The angry commenter makes the point that she pays for her Starbucks habit herself (I probably shouldn't tell her that I've purchased my last few mochas with gift cards given to me by others), which is all well and good, but if you read the post again, you'll notice that the point I was actually making about Starbucks was that, just like you're allowed to spend your $4 of money you earned yourself on Starbucks, I'm allowed to give my $4 to this girl. Because, like you, I earned it myself, and am allowed to do with it whatever I want, because this is a free country. (Please excuse me while I break into a rousing chorus of "I'm Proud to be an American.")
You are totally entitled to your opinion that asking for money is in poor taste, angry commenter.
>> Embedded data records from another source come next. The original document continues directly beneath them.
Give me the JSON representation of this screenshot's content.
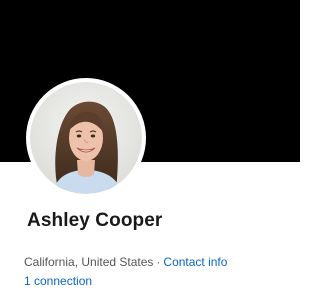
{
  "profile": {
    "name": "Ashley Cooper",
    "location": "California, United States",
    "separator": "·",
    "contact_info_label": "Contact info",
    "connections_label": "1 connection"
  },
  "colors": {
    "cover": "#000000",
    "link": "#0a66c2",
    "name": "#191919",
    "meta": "#555555"
  },
  "icons": {
    "avatar": "profile-photo"
  }
}
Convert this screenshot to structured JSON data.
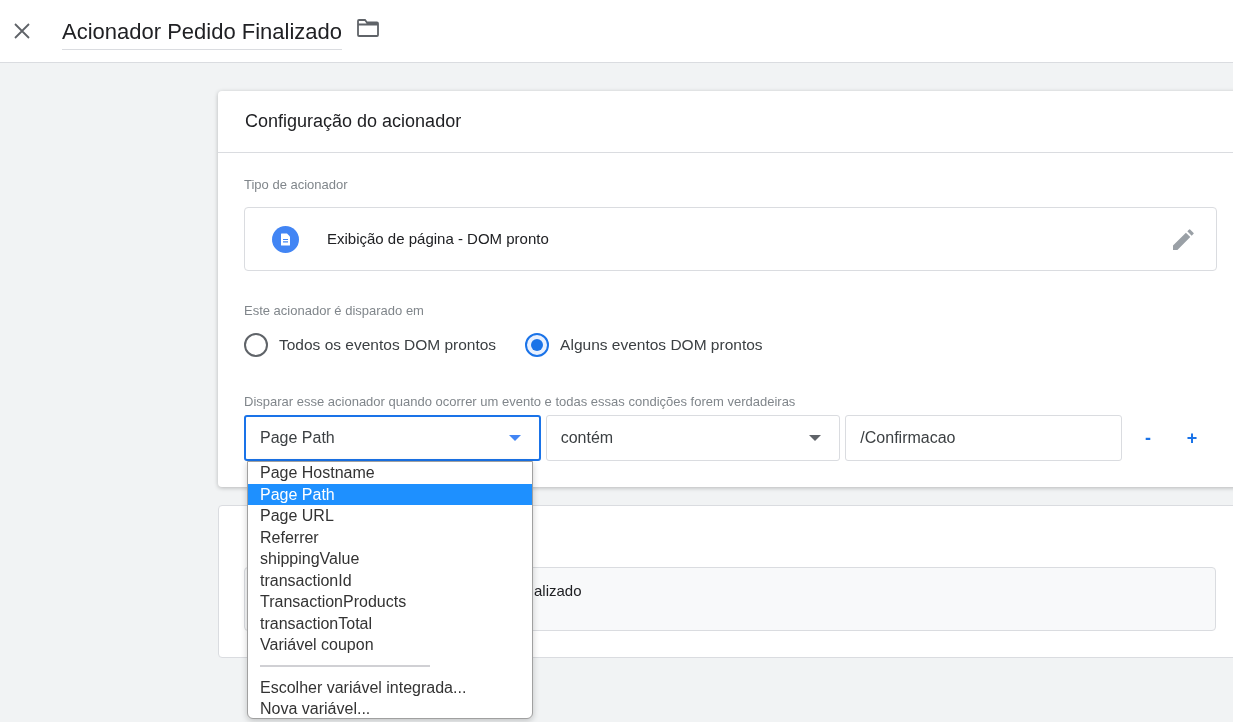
{
  "header": {
    "title": "Acionador Pedido Finalizado"
  },
  "trigger_config": {
    "title": "Configuração do acionador",
    "type_label": "Tipo de acionador",
    "trigger_type": "Exibição de página - DOM pronto",
    "fires_on_label": "Este acionador é disparado em",
    "fires_on_options": [
      {
        "label": "Todos os eventos DOM prontos",
        "selected": false
      },
      {
        "label": "Alguns eventos DOM prontos",
        "selected": true
      }
    ],
    "condition_label": "Disparar esse acionador quando ocorrer um evento e todas essas condições forem verdadeiras",
    "condition": {
      "variable": {
        "value": "Page Path",
        "expanded": true
      },
      "operator": {
        "value": "contém",
        "expanded": false
      },
      "value": "/Confirmacao",
      "remove": "-",
      "add": "+"
    }
  },
  "variable_menu": {
    "items": [
      {
        "label": "Page Hostname",
        "selected": false
      },
      {
        "label": "Page Path",
        "selected": true
      },
      {
        "label": "Page URL",
        "selected": false
      },
      {
        "label": "Referrer",
        "selected": false
      },
      {
        "label": "shippingValue",
        "selected": false
      },
      {
        "label": "transactionId",
        "selected": false
      },
      {
        "label": "TransactionProducts",
        "selected": false
      },
      {
        "label": "transactionTotal",
        "selected": false
      },
      {
        "label": "Variável coupon",
        "selected": false
      }
    ],
    "actions": [
      "Escolher variável integrada...",
      "Nova variável..."
    ]
  },
  "second_card": {
    "field_text": "alizado"
  }
}
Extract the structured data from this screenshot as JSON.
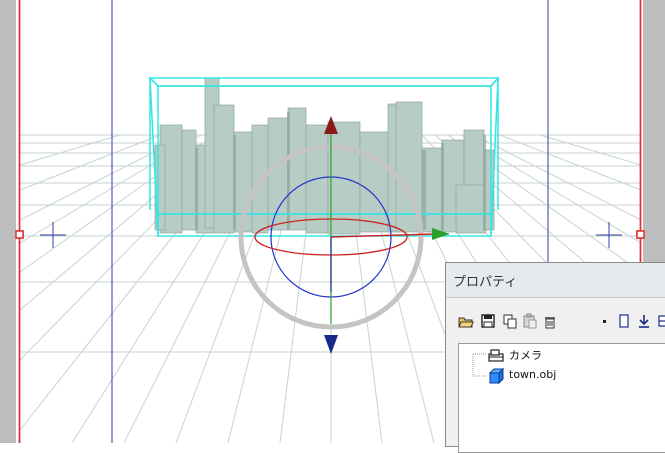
{
  "viewport": {
    "grid_color": "#c7d3d3",
    "guide_color": "#2f3fa6",
    "frame_color": "#e03030",
    "bbox_color": "#33e5e5",
    "model_color": "#b6ccc4",
    "gizmo": {
      "x_axis_color": "#2aa02a",
      "y_axis_color": "#8b1a1a",
      "z_axis_color": "#1a2a8b",
      "ring_outer_color": "#c4c4c4",
      "ring_red_color": "#cc2222",
      "ring_blue_color": "#2233cc"
    }
  },
  "panel": {
    "title": "プロパティ",
    "toolbar": [
      {
        "name": "open-folder-icon"
      },
      {
        "name": "save-icon"
      },
      {
        "name": "copy-icon"
      },
      {
        "name": "paste-icon"
      },
      {
        "name": "trash-icon"
      },
      {
        "name": "dot-icon"
      },
      {
        "name": "new-page-icon"
      },
      {
        "name": "download-icon"
      },
      {
        "name": "collapse-icon"
      }
    ],
    "tree": {
      "items": [
        {
          "label": "カメラ",
          "icon": "camera-icon"
        },
        {
          "label": "town.obj",
          "icon": "cube-icon"
        }
      ]
    }
  }
}
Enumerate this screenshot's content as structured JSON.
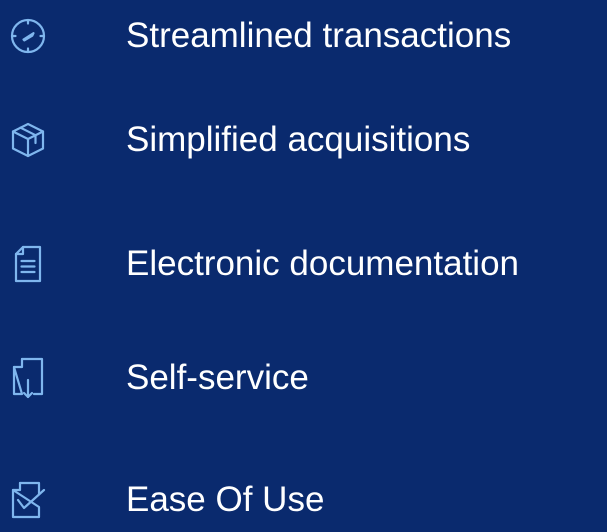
{
  "colors": {
    "background": "#0a2a6e",
    "icon": "#7fb6ee",
    "text": "#ffffff"
  },
  "features": [
    {
      "icon": "speedometer-icon",
      "label": "Streamlined transactions"
    },
    {
      "icon": "box-icon",
      "label": "Simplified acquisitions"
    },
    {
      "icon": "document-icon",
      "label": "Electronic documentation"
    },
    {
      "icon": "download-document-icon",
      "label": "Self-service"
    },
    {
      "icon": "checkmark-document-icon",
      "label": "Ease Of Use"
    }
  ]
}
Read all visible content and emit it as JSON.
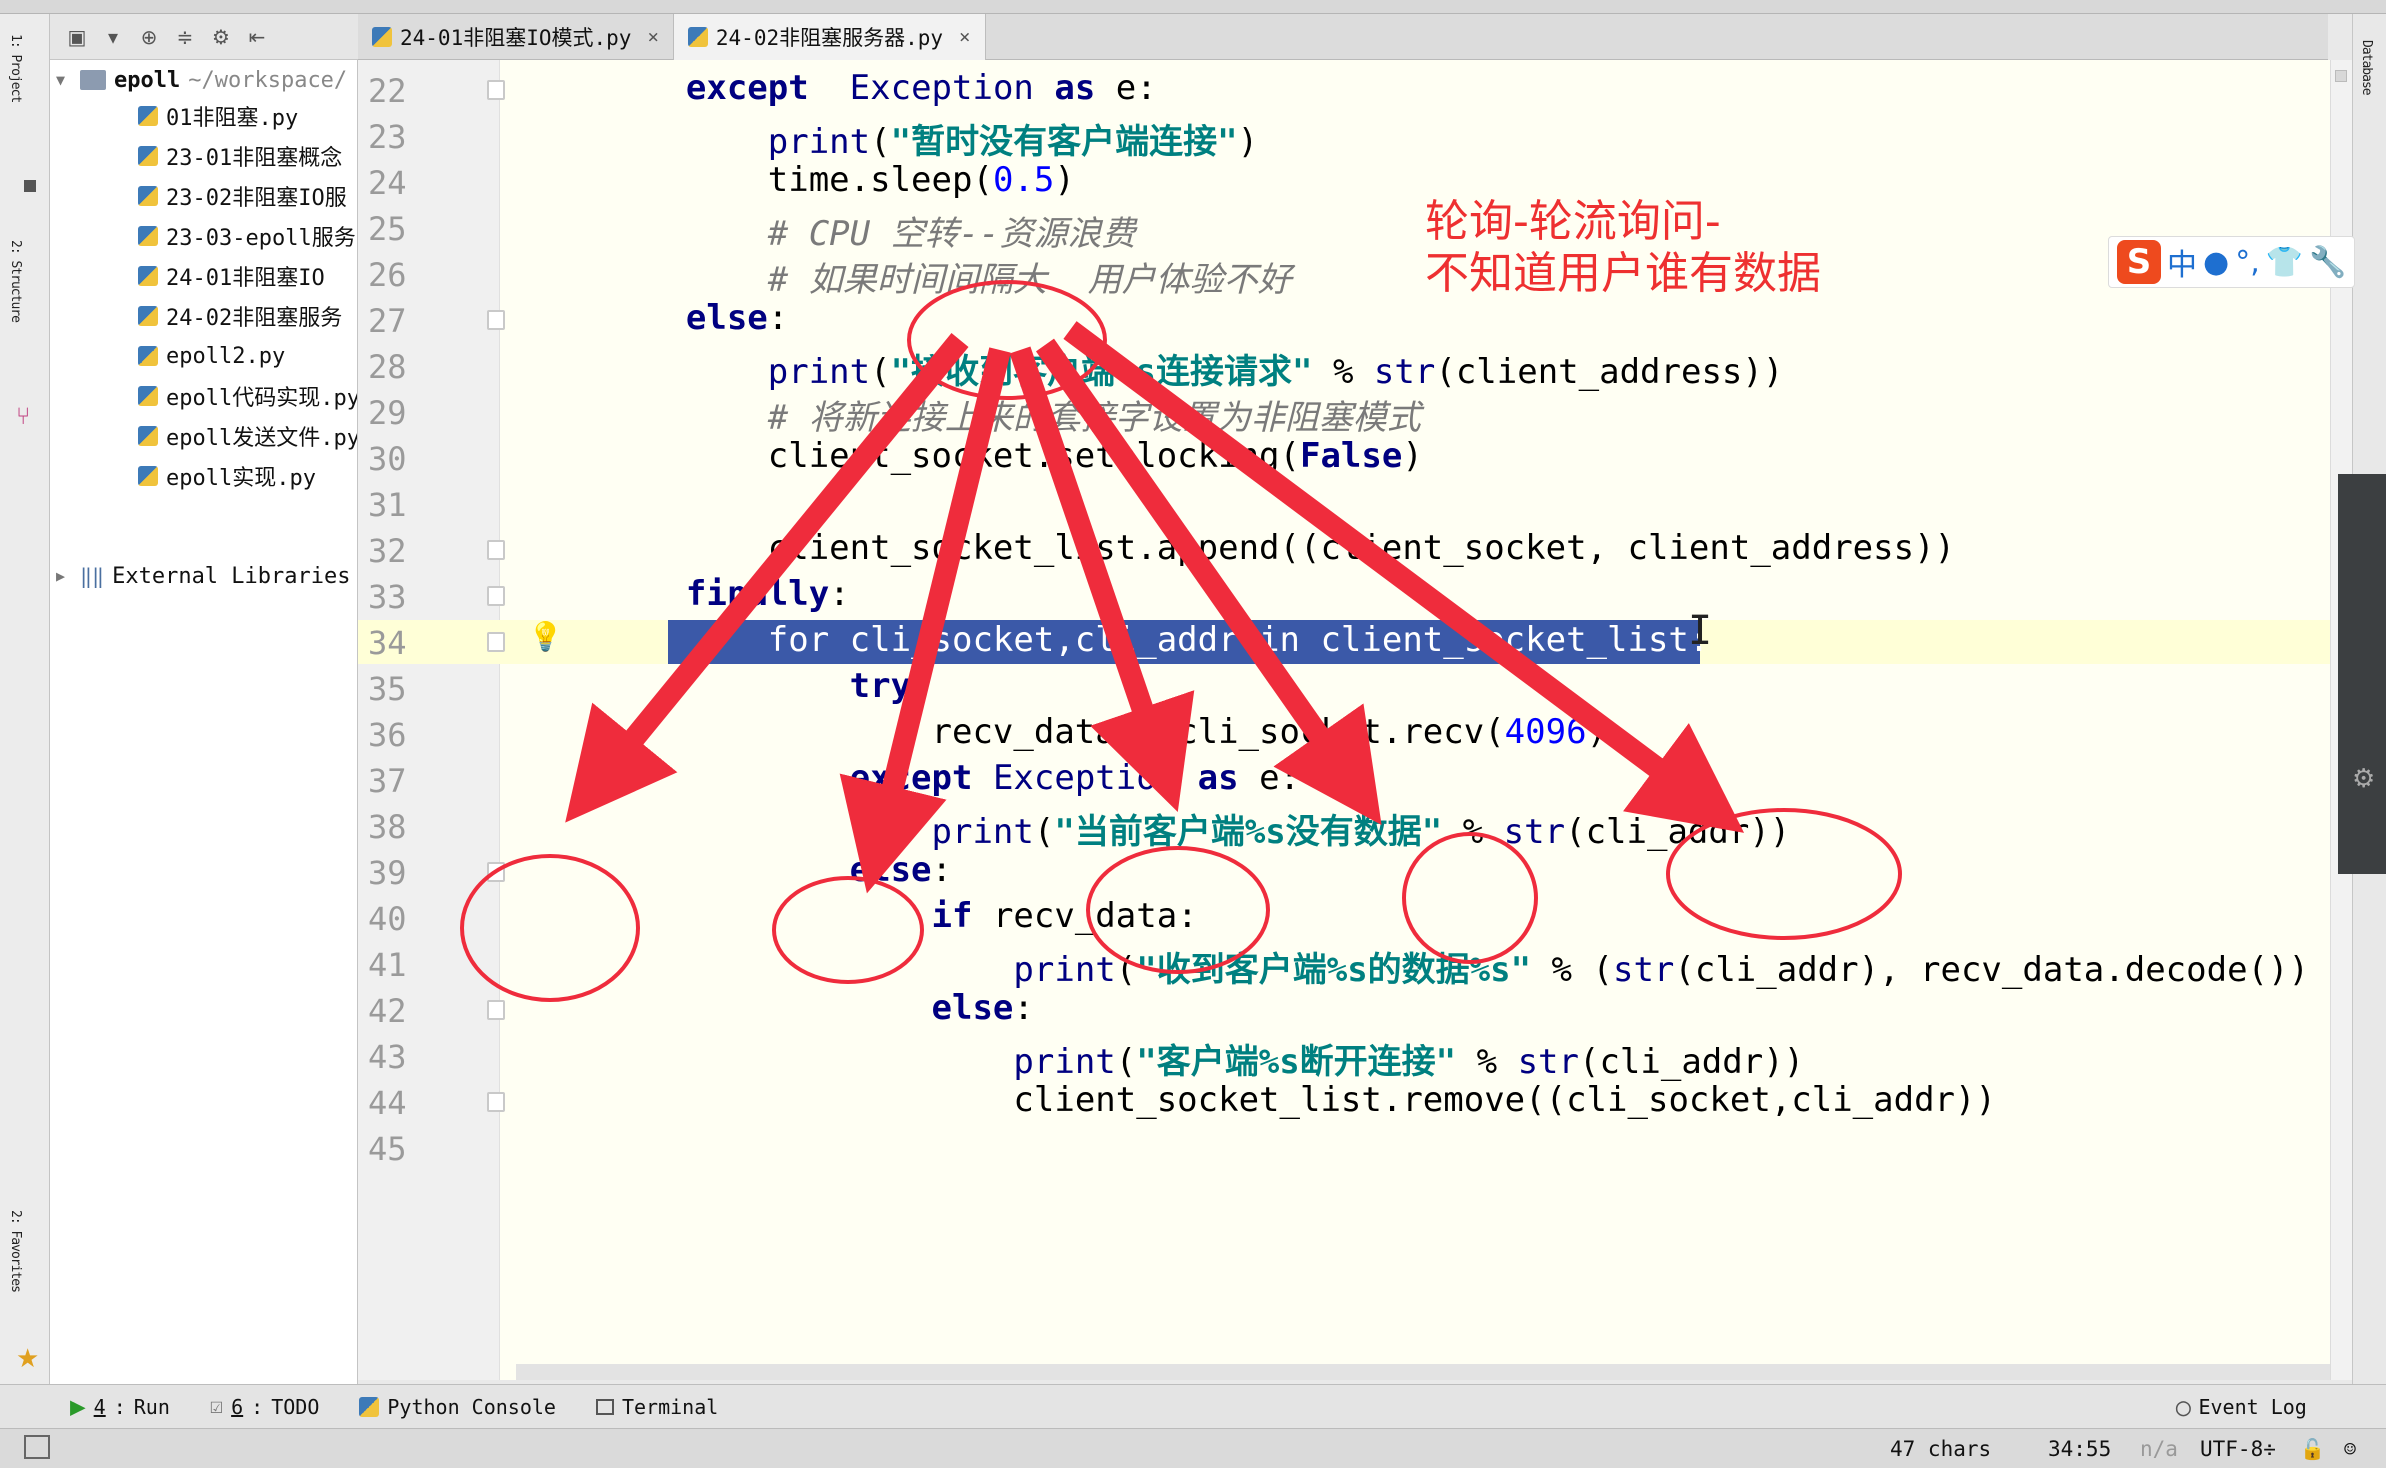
{
  "tabs": [
    {
      "label": "24-01非阻塞IO模式.py",
      "close": "×"
    },
    {
      "label": "24-02非阻塞服务器.py",
      "close": "×"
    }
  ],
  "left_strip": {
    "label_top": "1: Project",
    "label_mid": "2: Structure",
    "label_bottom": "2: Favorites"
  },
  "right_strip": {
    "label": "Database"
  },
  "project": {
    "root_name": "epoll",
    "root_path": "~/workspace/",
    "files": [
      "01非阻塞.py",
      "23-01非阻塞概念",
      "23-02非阻塞IO服",
      "23-03-epoll服务",
      "24-01非阻塞IO",
      "24-02非阻塞服务",
      "epoll2.py",
      "epoll代码实现.py",
      "epoll发送文件.py",
      "epoll实现.py"
    ],
    "external": "External Libraries"
  },
  "editor": {
    "line_numbers": [
      "22",
      "23",
      "24",
      "25",
      "26",
      "27",
      "28",
      "29",
      "30",
      "31",
      "32",
      "33",
      "34",
      "35",
      "36",
      "37",
      "38",
      "39",
      "40",
      "41",
      "42",
      "43",
      "44",
      "45"
    ],
    "lines": [
      {
        "indent": "    ",
        "parts": [
          [
            "kw",
            "except"
          ],
          [
            "",
            "  "
          ],
          [
            "fn",
            "Exception"
          ],
          [
            "",
            ""
          ],
          [
            "kw",
            " as"
          ],
          [
            "",
            " e:"
          ]
        ]
      },
      {
        "indent": "        ",
        "parts": [
          [
            "fn",
            "print"
          ],
          [
            "",
            "("
          ],
          [
            "str",
            "\"暂时没有客户端连接\""
          ],
          [
            "",
            ")"
          ]
        ]
      },
      {
        "indent": "        ",
        "parts": [
          [
            "",
            "time.sleep("
          ],
          [
            "num",
            "0.5"
          ],
          [
            "",
            ")"
          ]
        ]
      },
      {
        "indent": "        ",
        "parts": [
          [
            "cmt",
            "# CPU 空转--资源浪费"
          ]
        ]
      },
      {
        "indent": "        ",
        "parts": [
          [
            "cmt",
            "# 如果时间间隔大  用户体验不好"
          ]
        ]
      },
      {
        "indent": "    ",
        "parts": [
          [
            "kw",
            "else"
          ],
          [
            "",
            ":"
          ]
        ]
      },
      {
        "indent": "        ",
        "parts": [
          [
            "fn",
            "print"
          ],
          [
            "",
            "("
          ],
          [
            "str",
            "\"接收到客户端%s连接请求\""
          ],
          [
            "",
            " % "
          ],
          [
            "fn",
            "str"
          ],
          [
            "",
            "(client_address))"
          ]
        ]
      },
      {
        "indent": "        ",
        "parts": [
          [
            "cmt",
            "# 将新连接上来的套接字设置为非阻塞模式"
          ]
        ]
      },
      {
        "indent": "        ",
        "parts": [
          [
            "",
            "client_socket.setblocking("
          ],
          [
            "kw",
            "False"
          ],
          [
            "",
            ")"
          ]
        ]
      },
      {
        "indent": "",
        "parts": [
          [
            "",
            ""
          ]
        ]
      },
      {
        "indent": "        ",
        "parts": [
          [
            "",
            "client_socket_list.append((client_socket, client_address))"
          ]
        ]
      },
      {
        "indent": "    ",
        "parts": [
          [
            "kw",
            "finally"
          ],
          [
            "",
            ":"
          ]
        ]
      },
      {
        "indent": "        ",
        "parts": [
          [
            "",
            "for cli_socket,cli_addr in client_socket_list:"
          ]
        ]
      },
      {
        "indent": "            ",
        "parts": [
          [
            "kw",
            "try"
          ],
          [
            "",
            ":"
          ]
        ]
      },
      {
        "indent": "                ",
        "parts": [
          [
            "",
            "recv_data = cli_socket.recv("
          ],
          [
            "num",
            "4096"
          ],
          [
            "",
            ")"
          ]
        ]
      },
      {
        "indent": "            ",
        "parts": [
          [
            "kw",
            "except"
          ],
          [
            "",
            " "
          ],
          [
            "fn",
            "Exception"
          ],
          [
            "kw",
            " as"
          ],
          [
            "",
            " e:"
          ]
        ]
      },
      {
        "indent": "                ",
        "parts": [
          [
            "fn",
            "print"
          ],
          [
            "",
            "("
          ],
          [
            "str",
            "\"当前客户端%s没有数据\""
          ],
          [
            "",
            " % "
          ],
          [
            "fn",
            "str"
          ],
          [
            "",
            "(cli_addr))"
          ]
        ]
      },
      {
        "indent": "            ",
        "parts": [
          [
            "kw",
            "else"
          ],
          [
            "",
            ":"
          ]
        ]
      },
      {
        "indent": "                ",
        "parts": [
          [
            "kw",
            "if"
          ],
          [
            "",
            " recv_data:"
          ]
        ]
      },
      {
        "indent": "                    ",
        "parts": [
          [
            "fn",
            "print"
          ],
          [
            "",
            "("
          ],
          [
            "str",
            "\"收到客户端%s的数据%s\""
          ],
          [
            "",
            " % ("
          ],
          [
            "fn",
            "str"
          ],
          [
            "",
            "(cli_addr), recv_data.decode())"
          ]
        ]
      },
      {
        "indent": "                ",
        "parts": [
          [
            "kw",
            "else"
          ],
          [
            "",
            ":"
          ]
        ]
      },
      {
        "indent": "                    ",
        "parts": [
          [
            "fn",
            "print"
          ],
          [
            "",
            "("
          ],
          [
            "str",
            "\"客户端%s断开连接\""
          ],
          [
            "",
            " % "
          ],
          [
            "fn",
            "str"
          ],
          [
            "",
            "(cli_addr))"
          ]
        ]
      },
      {
        "indent": "                    ",
        "parts": [
          [
            "",
            "client_socket_list.remove((cli_socket,cli_addr))"
          ]
        ]
      },
      {
        "indent": "",
        "parts": [
          [
            "",
            ""
          ]
        ]
      }
    ],
    "selected_line_index": 12
  },
  "annotation": {
    "line1": "轮询-轮流询问-",
    "line2": "不知道用户谁有数据",
    "color": "#ee3030"
  },
  "ime": {
    "logo": "S",
    "items": [
      "中",
      "●",
      "°,",
      "👕",
      "🔧"
    ]
  },
  "bottom_tools": [
    {
      "num": "4",
      "label": "Run"
    },
    {
      "num": "6",
      "label": "TODO"
    },
    {
      "num": "",
      "label": "Python Console"
    },
    {
      "num": "",
      "label": "Terminal"
    }
  ],
  "event_log": "Event Log",
  "status": {
    "chars": "47 chars",
    "position": "34:55",
    "na": "n/a",
    "encoding": "UTF-8÷"
  }
}
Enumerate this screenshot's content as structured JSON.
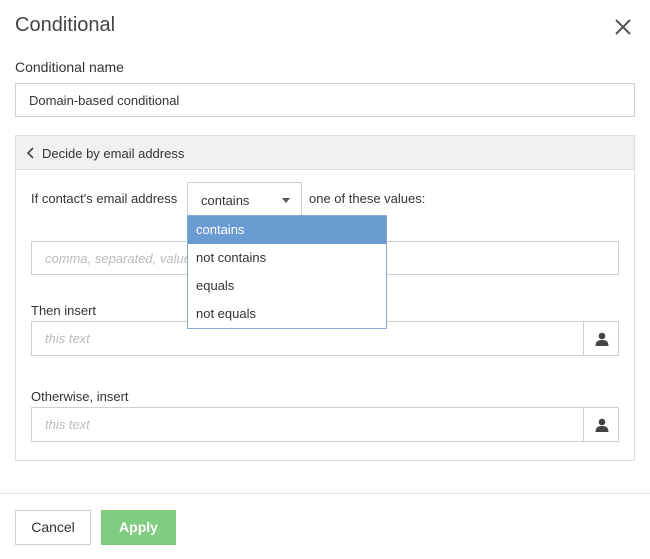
{
  "dialog": {
    "title": "Conditional",
    "close_icon": "close-icon"
  },
  "name_field": {
    "label": "Conditional name",
    "value": "Domain-based conditional"
  },
  "panel": {
    "header_label": "Decide by email address",
    "condition_prefix": "If contact's email address",
    "condition_suffix": "one of these values:",
    "operator": {
      "selected": "contains",
      "options": [
        "contains",
        "not contains",
        "equals",
        "not equals"
      ],
      "highlighted_index": 0
    },
    "values_placeholder": "comma, separated, values",
    "then_label": "Then insert",
    "then_placeholder": "this text",
    "otherwise_label": "Otherwise, insert",
    "otherwise_placeholder": "this text"
  },
  "footer": {
    "cancel_label": "Cancel",
    "apply_label": "Apply"
  },
  "colors": {
    "apply_green": "#80cc80",
    "dropdown_highlight": "#6a9cd3"
  }
}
Perhaps Emily Post would not have recommended that brides ask for donations. But out of curiosity, what would Emily Post have said about insulting people because they express an opinion with which you disagree? Or calling people "spoiled babies"? If you're going to hold other people to such high standards of etiquette, perhaps calling them names isn't exactly the best way to get your point across. Personally, I think it's a much more obvious display of bad manners to insult complete strangers than it is to ask strangers for money.
Part of the reason it's so easy for people to lambaste the brides asking for money (and me for defending them) is that the internet is so impersonal. You don't know me, you don't have anything invested in a relationship with me, and you're protected by the relative anonymity of your computer, so you feel free to say whatever rude things you want. I'm going to give this angry commenter the benefit of the doubt and assume that she's not the type of person who walks up to strangers on the street and calls them names. From her website, it appears that she's a wedding photographer, and I'm going to assume that if she were exhibiting at a wedding show, and she overheard a bride saying that she was asking strangers to help pay for her wedding, professional etiquette would dictate that she not storm up to said bride and shout, "Hey, you disgusting spoiled baby, you're not allowed to ask for money!" But what the angry commenter fails to realize is that she's essentially doing the same thing here. She's approaching strangers who've never said a word to her, have never met her, and who haven't said anything to personally offend her, and she's calling them names. If we're trying to find examples of bad manners, we need not look much further than that. You're welcome to disagree with people, but hurling insults is even less polite than the supposed breach of etiquette you're upset about.
If I could rewind time and re-make the decision about donating to the wedding fund, I'd do it again. Except this time, the donation line might read, "I give you this gift to celebrate the fact that it's not up to complete strangers to monitor how I spend my paycheck and to recognize that there's more to having manners than just not asking people for money."
"Manners are a sensitive awareness of the feelings of others. If you have that awareness, you have good manners, no matter which fork you use." ~Emily Post
"Whoever one is, and wherever one is, one is always in the wrong if one is rude." ~Maurice Baring